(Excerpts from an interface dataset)

>>>

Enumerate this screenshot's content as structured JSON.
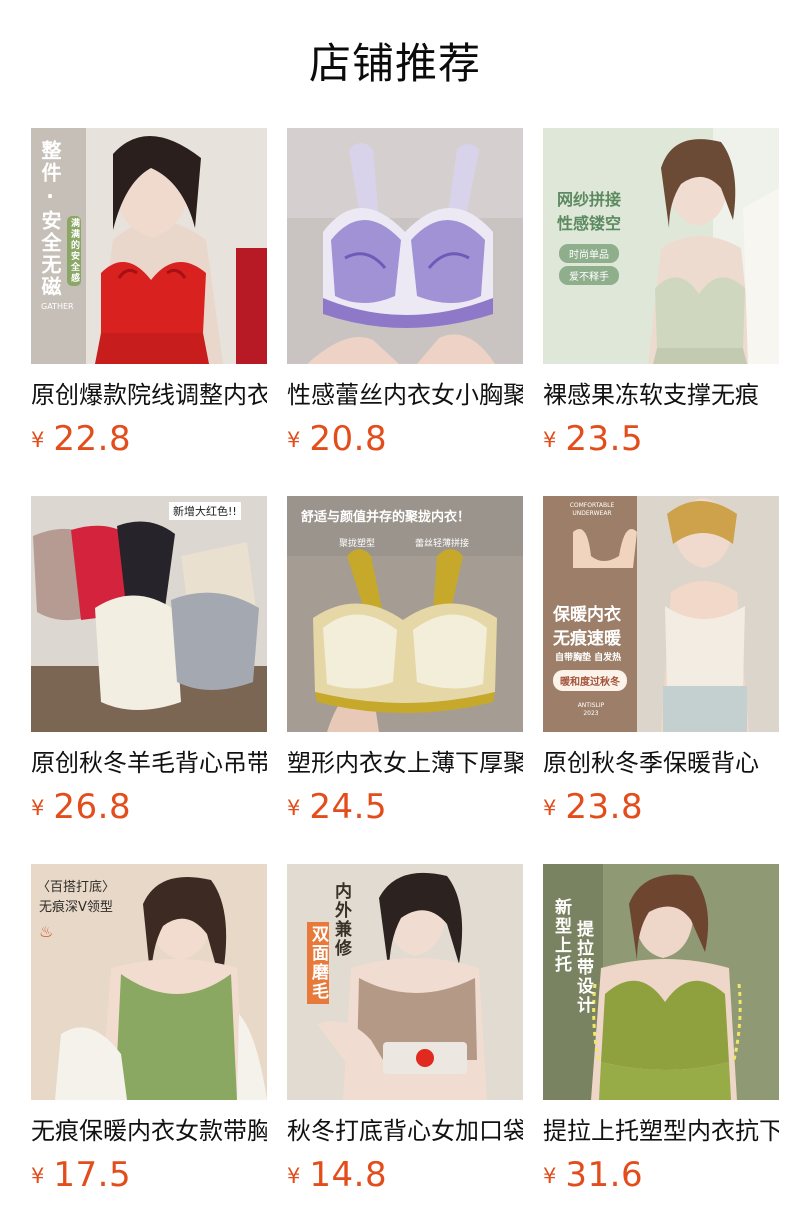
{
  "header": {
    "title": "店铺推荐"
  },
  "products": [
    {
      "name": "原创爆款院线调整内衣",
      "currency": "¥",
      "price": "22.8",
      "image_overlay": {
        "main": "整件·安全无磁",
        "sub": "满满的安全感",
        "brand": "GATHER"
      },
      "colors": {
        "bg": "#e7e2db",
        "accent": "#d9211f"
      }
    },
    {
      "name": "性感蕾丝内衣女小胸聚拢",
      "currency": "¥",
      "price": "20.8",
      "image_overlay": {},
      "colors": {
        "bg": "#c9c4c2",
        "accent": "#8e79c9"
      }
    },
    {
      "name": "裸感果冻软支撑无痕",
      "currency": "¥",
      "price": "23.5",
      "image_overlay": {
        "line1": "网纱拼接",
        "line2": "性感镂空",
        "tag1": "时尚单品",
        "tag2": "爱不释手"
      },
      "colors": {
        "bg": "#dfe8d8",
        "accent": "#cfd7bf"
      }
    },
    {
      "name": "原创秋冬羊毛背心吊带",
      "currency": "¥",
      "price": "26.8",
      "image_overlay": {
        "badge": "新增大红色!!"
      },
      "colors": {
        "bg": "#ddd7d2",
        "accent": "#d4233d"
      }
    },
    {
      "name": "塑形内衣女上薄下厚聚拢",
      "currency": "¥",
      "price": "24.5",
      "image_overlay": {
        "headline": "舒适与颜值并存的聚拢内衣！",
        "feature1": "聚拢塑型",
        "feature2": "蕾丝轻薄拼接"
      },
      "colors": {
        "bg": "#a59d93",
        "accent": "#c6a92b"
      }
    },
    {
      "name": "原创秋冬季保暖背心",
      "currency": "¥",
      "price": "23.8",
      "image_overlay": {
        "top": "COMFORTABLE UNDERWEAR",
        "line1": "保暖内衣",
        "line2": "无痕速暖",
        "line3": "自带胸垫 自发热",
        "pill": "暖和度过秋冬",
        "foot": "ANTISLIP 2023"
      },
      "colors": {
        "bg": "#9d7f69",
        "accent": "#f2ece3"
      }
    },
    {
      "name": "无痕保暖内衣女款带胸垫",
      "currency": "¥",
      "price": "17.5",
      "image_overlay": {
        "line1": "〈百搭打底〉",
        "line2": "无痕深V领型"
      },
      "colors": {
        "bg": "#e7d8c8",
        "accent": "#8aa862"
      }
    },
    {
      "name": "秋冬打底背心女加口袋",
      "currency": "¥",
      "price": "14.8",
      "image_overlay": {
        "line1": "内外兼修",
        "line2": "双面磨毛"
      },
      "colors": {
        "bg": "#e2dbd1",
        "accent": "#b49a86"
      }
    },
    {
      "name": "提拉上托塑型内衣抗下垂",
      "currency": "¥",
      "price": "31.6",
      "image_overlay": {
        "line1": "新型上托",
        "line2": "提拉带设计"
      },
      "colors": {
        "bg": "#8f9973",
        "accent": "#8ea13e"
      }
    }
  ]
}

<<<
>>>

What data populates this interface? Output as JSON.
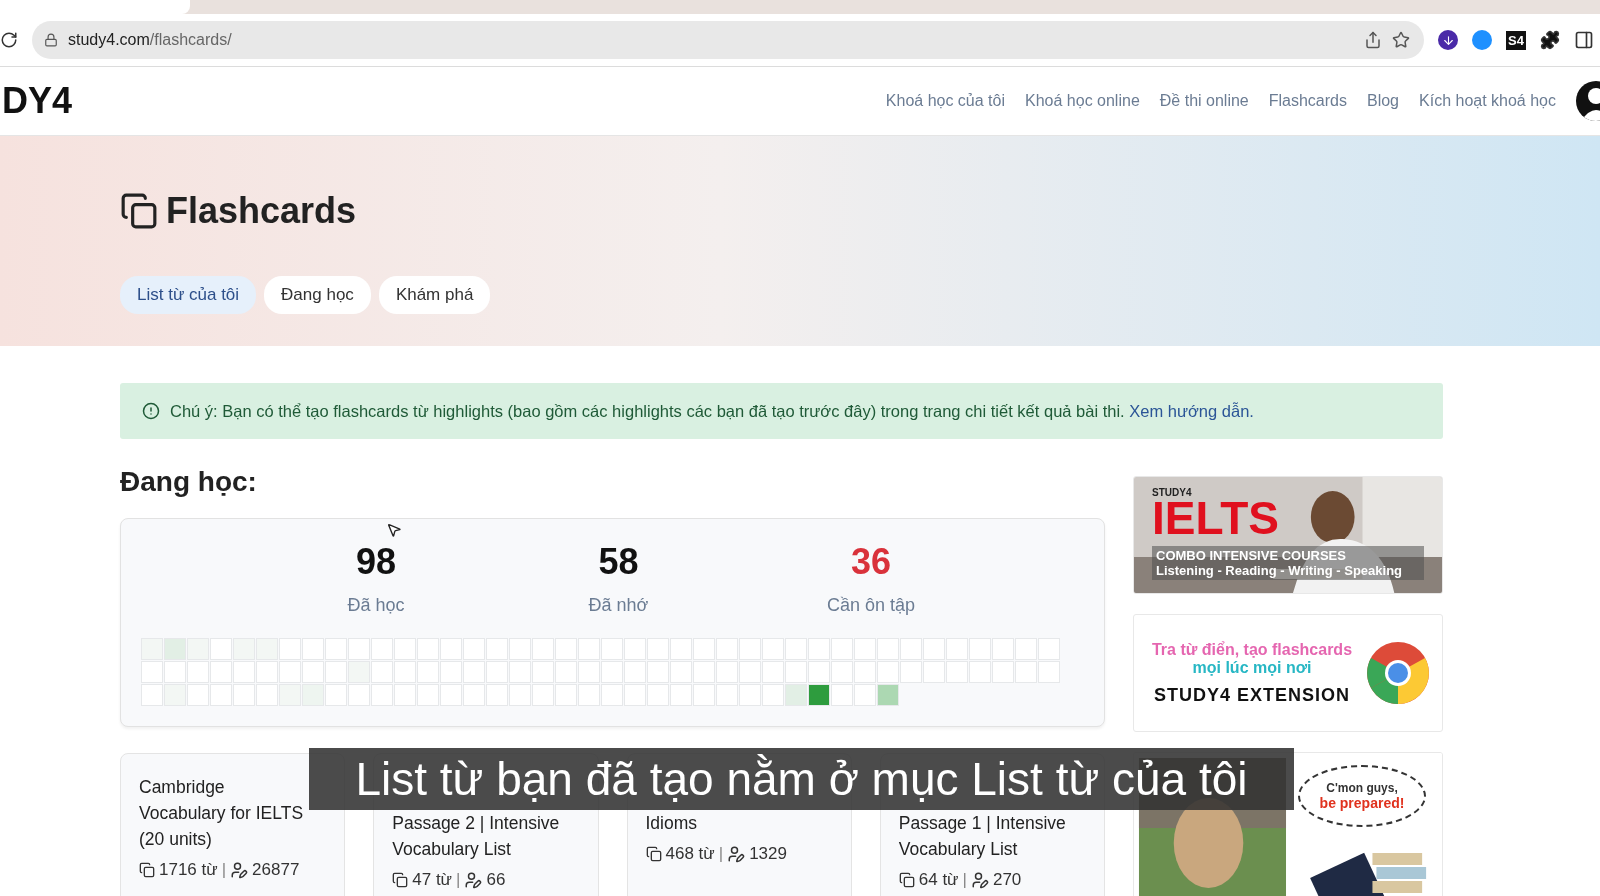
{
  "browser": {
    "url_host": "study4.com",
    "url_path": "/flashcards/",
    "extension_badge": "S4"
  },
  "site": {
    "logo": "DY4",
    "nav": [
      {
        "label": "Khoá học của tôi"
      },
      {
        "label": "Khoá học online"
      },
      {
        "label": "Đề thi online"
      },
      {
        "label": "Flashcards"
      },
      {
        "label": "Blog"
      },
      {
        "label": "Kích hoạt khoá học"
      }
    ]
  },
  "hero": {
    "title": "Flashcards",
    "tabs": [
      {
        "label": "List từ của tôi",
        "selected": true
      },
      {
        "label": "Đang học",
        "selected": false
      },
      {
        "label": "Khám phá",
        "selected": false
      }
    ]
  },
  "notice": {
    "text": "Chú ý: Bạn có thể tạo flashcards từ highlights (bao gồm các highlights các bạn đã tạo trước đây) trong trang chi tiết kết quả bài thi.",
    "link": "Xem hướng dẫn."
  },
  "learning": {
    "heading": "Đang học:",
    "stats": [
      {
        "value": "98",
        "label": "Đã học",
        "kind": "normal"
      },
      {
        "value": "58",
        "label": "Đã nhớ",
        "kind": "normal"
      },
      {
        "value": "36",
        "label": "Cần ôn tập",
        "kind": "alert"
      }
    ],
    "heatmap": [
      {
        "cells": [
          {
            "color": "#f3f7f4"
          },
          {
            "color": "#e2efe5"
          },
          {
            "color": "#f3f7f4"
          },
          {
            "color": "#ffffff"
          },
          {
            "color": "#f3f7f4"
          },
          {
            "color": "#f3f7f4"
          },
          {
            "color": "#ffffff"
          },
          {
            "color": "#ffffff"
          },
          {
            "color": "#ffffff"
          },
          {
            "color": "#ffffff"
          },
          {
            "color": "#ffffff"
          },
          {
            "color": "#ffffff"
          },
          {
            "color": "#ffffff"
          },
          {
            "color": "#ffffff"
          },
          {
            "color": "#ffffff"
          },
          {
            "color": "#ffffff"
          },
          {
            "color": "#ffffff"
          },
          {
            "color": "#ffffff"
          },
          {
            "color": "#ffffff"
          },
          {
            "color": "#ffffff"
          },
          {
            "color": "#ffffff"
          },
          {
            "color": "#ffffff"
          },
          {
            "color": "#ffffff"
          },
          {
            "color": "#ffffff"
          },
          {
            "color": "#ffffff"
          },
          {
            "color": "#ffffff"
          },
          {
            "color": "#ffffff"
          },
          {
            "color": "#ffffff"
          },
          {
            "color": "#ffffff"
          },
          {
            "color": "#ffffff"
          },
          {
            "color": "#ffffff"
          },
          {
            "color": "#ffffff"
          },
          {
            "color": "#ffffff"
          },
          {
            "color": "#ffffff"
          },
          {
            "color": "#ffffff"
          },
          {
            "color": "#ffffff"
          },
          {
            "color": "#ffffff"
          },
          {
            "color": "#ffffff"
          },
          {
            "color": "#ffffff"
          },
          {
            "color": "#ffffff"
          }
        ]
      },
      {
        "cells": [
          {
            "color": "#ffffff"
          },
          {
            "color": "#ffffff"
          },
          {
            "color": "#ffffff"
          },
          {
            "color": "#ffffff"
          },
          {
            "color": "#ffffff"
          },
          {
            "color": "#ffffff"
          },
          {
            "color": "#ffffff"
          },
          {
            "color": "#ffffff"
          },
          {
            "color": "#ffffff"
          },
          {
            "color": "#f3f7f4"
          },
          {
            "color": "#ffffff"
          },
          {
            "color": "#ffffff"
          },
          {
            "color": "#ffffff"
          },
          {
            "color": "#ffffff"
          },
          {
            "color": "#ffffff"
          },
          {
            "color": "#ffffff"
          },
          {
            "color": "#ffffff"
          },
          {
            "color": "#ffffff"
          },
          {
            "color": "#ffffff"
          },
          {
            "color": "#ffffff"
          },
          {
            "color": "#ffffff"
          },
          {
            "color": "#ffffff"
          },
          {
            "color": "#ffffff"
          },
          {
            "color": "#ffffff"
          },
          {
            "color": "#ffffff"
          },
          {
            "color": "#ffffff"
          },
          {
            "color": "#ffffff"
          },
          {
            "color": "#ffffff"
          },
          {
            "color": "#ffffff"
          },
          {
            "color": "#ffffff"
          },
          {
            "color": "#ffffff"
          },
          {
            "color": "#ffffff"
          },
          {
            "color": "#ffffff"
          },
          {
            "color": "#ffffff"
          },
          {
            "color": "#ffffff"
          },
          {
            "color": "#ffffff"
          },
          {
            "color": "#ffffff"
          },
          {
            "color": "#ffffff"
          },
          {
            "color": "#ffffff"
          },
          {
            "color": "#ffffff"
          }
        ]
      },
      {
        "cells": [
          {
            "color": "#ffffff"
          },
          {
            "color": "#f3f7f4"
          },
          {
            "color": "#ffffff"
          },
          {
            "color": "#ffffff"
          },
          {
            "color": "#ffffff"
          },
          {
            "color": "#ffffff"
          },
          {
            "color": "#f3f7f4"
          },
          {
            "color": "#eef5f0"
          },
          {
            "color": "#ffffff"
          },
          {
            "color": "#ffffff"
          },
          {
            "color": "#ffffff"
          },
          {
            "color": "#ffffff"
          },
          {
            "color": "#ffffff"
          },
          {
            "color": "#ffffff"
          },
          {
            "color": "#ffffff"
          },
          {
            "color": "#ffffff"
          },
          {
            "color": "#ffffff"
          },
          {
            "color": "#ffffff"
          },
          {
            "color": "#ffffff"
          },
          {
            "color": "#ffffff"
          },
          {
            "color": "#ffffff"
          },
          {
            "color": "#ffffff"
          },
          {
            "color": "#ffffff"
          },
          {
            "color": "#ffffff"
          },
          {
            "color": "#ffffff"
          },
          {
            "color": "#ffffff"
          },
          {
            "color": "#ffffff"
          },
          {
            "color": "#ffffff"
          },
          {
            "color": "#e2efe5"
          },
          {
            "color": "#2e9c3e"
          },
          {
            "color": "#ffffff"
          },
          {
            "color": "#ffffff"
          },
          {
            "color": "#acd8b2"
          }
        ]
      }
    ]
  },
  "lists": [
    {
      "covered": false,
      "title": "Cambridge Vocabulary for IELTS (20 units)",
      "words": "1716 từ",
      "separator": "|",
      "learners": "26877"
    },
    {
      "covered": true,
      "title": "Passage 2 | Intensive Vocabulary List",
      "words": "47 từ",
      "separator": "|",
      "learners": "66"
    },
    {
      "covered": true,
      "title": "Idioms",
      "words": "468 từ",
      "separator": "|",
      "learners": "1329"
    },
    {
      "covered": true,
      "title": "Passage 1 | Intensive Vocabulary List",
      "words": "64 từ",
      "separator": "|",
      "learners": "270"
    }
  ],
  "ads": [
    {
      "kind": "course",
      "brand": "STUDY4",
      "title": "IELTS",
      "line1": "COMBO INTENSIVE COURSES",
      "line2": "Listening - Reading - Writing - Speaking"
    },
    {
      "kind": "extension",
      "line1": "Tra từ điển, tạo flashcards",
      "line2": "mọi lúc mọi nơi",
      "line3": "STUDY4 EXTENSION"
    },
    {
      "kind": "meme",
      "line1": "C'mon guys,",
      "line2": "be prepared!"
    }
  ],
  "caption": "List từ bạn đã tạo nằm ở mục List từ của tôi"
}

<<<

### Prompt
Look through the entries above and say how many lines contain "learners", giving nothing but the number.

### Your solution
4